Blue Eyed Jane Elliott Essay
Students will recognise that when one aspect of our identity is privileged above others by members of society, it can affect how we see ourselves, how we see others, and the choices we ultimately make.
In the last lesson, students examined the range of responses that individuals and groups can have when they encounter difference, and they looked in their own communities for examples and echoes of behaviours described in a poem by James Berry.
Members of the privileged group were told they were smarter, quicker, better behaved, and more respectful than their peers in the other group, and they received benefits such as longer break-time, access to the playground equipment, and second helpings at lunch.
They were also instructed not to interact with classmates in the other group, who had to wear coloured collars to help distinguish them from a distance.
She stated “I watched what had been marvelous, cooperative, wonderful, thoughtful children turn into nasty, vicious, discriminating little third-graders in a space of fifteen minutes” (A Class, 2003). The daring racism experiment that people still talk about 20 years later.
At this point she had realized that she had “created a microcosm of society in a third-grade classroom.” Elliott continued to perform this exercise every year in her classroom (A Class, 2003). Retrieved from: org/wgbh/pages/frontline/shows/divided Capretto, L. This entry was posted on Sunday, October 11th, 2015 at pm and is filed under Uncategorized.
Martin Luther King Jr.’s assassination, an Iowan schoolteacher conducted a lesson on discrimination she called the "Blue eyes–Brown eyes" exercise.
Jane Elliott kept her third-graders separated in blue-eyed and brown-eyed groups for the rest of the day.
The film sheds light on the relationship between identity, group membership, privilege, prejudice, and discrimination. Feeling that her students were not fully grasping what she was trying to teach them about racism, prejudice, and discrimination, Elliot designed a two-day blue eye/brown eye experiment in which she privileged students with one eye colour over the other, the blue-eyed students on the first day and the brown-eyed students on the second.

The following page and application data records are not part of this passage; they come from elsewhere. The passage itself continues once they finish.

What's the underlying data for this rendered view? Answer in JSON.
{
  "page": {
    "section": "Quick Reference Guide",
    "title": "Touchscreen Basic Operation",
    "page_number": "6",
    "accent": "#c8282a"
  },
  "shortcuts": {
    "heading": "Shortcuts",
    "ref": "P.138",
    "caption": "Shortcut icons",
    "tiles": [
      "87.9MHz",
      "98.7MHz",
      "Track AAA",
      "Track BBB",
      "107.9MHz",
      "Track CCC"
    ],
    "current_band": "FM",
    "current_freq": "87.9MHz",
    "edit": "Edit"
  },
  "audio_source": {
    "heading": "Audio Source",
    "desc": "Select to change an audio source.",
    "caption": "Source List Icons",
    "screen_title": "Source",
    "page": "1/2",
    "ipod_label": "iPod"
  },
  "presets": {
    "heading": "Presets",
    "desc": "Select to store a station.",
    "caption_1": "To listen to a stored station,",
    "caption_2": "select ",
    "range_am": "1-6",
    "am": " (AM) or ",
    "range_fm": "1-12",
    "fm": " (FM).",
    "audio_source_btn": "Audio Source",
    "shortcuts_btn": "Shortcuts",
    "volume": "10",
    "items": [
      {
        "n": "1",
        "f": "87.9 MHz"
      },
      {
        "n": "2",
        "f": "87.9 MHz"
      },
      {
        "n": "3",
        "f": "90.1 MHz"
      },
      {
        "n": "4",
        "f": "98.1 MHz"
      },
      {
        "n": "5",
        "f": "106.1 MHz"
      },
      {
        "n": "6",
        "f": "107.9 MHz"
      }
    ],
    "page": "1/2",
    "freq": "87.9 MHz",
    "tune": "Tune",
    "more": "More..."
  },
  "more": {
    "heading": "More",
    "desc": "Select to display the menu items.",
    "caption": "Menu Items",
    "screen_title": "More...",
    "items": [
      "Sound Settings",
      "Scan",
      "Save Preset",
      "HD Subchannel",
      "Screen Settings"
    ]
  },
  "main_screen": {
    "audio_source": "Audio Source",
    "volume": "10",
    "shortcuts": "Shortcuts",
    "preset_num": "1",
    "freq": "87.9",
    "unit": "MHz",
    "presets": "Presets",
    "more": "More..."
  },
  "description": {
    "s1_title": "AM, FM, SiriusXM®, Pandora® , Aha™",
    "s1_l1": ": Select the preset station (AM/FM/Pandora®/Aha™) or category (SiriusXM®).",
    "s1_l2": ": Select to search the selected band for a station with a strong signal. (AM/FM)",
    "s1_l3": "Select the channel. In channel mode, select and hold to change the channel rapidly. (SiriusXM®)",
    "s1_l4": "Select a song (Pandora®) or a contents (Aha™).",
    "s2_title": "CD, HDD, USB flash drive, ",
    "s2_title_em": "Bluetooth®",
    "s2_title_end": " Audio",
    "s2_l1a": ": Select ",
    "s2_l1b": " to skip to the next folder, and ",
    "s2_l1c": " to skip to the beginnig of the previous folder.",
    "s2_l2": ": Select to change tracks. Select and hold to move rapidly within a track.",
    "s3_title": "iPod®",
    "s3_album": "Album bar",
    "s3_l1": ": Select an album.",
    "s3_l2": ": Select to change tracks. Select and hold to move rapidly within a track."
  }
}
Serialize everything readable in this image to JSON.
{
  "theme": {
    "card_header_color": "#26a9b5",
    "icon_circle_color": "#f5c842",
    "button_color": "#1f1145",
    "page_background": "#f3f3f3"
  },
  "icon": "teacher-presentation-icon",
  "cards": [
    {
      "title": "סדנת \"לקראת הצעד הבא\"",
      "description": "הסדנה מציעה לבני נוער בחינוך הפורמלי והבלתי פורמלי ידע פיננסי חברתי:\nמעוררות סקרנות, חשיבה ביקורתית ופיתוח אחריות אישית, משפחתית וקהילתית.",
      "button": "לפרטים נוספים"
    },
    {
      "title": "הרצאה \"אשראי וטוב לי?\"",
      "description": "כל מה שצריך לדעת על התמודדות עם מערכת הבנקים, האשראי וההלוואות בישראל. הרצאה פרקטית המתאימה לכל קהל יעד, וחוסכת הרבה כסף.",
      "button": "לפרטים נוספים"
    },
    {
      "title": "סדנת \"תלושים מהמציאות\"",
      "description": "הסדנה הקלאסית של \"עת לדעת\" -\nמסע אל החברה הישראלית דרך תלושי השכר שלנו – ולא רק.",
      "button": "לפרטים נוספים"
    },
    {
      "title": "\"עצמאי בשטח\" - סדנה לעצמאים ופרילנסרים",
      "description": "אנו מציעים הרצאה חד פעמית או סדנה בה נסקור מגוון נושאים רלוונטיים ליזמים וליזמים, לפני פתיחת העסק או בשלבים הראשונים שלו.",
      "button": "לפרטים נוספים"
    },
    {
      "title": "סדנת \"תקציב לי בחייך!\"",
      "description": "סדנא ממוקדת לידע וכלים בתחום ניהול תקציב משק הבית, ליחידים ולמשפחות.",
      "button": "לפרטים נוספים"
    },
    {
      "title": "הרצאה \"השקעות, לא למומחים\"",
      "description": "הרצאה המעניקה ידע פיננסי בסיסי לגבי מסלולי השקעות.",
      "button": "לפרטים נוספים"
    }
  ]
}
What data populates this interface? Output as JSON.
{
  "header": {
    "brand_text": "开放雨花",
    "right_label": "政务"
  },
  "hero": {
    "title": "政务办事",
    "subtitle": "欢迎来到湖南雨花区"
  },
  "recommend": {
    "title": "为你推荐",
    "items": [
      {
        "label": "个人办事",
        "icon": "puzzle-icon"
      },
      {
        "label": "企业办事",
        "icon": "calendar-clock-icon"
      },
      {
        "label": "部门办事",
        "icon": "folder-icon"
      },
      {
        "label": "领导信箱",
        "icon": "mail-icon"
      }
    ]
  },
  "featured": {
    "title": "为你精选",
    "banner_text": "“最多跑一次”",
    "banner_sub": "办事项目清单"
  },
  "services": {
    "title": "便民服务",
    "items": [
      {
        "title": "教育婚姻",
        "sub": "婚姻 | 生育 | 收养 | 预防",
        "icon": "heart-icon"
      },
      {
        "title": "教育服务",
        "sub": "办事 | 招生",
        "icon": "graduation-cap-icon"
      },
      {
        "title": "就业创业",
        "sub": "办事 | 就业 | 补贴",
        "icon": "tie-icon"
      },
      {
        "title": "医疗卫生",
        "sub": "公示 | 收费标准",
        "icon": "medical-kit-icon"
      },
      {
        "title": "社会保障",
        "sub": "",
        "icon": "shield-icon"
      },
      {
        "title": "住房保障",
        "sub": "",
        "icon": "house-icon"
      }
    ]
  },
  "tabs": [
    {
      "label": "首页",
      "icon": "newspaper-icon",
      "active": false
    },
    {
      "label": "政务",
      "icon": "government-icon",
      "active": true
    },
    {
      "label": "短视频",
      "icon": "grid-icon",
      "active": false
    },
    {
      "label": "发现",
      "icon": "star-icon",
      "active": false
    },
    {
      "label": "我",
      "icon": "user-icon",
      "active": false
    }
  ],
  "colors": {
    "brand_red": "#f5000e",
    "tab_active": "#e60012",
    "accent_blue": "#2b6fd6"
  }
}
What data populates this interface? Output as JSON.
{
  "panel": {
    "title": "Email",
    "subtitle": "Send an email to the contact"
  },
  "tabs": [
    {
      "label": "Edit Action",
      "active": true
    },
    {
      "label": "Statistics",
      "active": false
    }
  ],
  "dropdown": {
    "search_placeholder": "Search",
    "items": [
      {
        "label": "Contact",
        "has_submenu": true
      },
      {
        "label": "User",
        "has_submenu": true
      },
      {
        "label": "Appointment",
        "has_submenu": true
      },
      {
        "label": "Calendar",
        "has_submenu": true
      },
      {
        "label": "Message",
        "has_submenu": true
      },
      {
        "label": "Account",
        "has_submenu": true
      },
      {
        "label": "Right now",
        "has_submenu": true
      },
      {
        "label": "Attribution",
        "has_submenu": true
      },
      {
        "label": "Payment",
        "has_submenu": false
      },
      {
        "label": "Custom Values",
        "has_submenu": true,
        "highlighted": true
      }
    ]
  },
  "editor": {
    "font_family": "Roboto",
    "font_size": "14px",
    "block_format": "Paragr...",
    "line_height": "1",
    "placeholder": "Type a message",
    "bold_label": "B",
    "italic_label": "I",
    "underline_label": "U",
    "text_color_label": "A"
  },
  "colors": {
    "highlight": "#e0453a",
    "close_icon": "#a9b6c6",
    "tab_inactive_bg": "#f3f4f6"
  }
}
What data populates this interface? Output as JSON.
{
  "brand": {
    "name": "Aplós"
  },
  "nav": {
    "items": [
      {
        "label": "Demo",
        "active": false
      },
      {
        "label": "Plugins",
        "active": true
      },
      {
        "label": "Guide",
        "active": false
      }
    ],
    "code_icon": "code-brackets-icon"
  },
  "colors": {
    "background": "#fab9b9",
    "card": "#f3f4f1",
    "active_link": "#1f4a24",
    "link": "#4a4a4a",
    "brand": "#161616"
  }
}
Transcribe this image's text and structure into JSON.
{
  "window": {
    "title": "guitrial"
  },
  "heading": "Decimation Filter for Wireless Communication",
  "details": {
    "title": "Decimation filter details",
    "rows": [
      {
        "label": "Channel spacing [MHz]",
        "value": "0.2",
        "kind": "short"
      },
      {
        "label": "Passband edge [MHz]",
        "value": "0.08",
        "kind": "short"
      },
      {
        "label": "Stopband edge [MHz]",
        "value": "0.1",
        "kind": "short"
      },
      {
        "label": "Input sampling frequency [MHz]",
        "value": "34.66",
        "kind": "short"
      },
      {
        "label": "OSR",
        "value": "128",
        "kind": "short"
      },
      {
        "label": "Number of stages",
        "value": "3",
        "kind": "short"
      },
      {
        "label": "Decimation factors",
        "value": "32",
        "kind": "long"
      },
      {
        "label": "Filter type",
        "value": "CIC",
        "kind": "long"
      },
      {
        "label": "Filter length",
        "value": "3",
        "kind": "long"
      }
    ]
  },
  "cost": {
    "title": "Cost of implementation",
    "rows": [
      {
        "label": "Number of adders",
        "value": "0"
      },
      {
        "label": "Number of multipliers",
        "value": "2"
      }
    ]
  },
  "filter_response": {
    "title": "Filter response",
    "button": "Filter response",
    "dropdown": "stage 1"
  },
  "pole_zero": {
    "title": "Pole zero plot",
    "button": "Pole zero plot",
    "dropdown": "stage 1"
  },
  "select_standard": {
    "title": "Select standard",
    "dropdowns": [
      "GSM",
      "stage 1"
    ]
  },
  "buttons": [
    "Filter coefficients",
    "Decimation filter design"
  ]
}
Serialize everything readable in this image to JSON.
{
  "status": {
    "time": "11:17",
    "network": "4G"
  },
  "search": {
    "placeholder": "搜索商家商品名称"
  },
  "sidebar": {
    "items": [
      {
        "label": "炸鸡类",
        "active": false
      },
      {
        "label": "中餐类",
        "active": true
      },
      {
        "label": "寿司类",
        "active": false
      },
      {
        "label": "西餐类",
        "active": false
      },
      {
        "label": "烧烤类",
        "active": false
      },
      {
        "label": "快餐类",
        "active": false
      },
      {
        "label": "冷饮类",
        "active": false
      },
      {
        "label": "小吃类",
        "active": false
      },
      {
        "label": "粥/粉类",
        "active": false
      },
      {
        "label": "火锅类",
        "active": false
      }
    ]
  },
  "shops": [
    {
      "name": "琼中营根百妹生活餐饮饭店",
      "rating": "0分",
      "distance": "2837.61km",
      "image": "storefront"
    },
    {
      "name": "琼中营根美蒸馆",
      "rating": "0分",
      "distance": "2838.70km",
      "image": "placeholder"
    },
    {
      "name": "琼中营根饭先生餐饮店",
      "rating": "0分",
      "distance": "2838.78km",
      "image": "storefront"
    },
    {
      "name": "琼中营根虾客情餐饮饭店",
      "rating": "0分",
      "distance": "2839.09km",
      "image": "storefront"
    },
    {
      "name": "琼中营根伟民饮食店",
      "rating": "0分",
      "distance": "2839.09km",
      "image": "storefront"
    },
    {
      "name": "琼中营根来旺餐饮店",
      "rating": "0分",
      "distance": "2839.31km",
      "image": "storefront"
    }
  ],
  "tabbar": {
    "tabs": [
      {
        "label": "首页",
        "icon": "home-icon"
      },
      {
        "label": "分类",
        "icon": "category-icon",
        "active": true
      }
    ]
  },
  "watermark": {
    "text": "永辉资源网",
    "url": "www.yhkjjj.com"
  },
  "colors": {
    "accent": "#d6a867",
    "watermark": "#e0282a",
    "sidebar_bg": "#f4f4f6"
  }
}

Her former students stated later on that once you find out what it feels like to be hurt in that discriminatory way you don’t want to hurt others in that way ever again (A Class, 2003). You can follow any comments to this entry through the RSS 2.0 feed.
A little more than twenty years ago, “The Oprah Winfrey Show” decided to use Jane Elliott’s model to conduct a racial prejudice experiment with their audience, because at that point in time racial tensions were high due to the acquittal of the police officers that had been tried in the beating of Rodney King (Capretto, 2015). You can leave a comment, or trackback from your own site.
After, she divided the children into the two groups she told them that the blue-eyed children were smarter, nicer, cleaner and just plain better than those that had brown eyes.
She allowed the blue-eyed children to have special privileges, and made the brown-eyed children wear a collar, and she criticized everything that they did (A Class, 2003).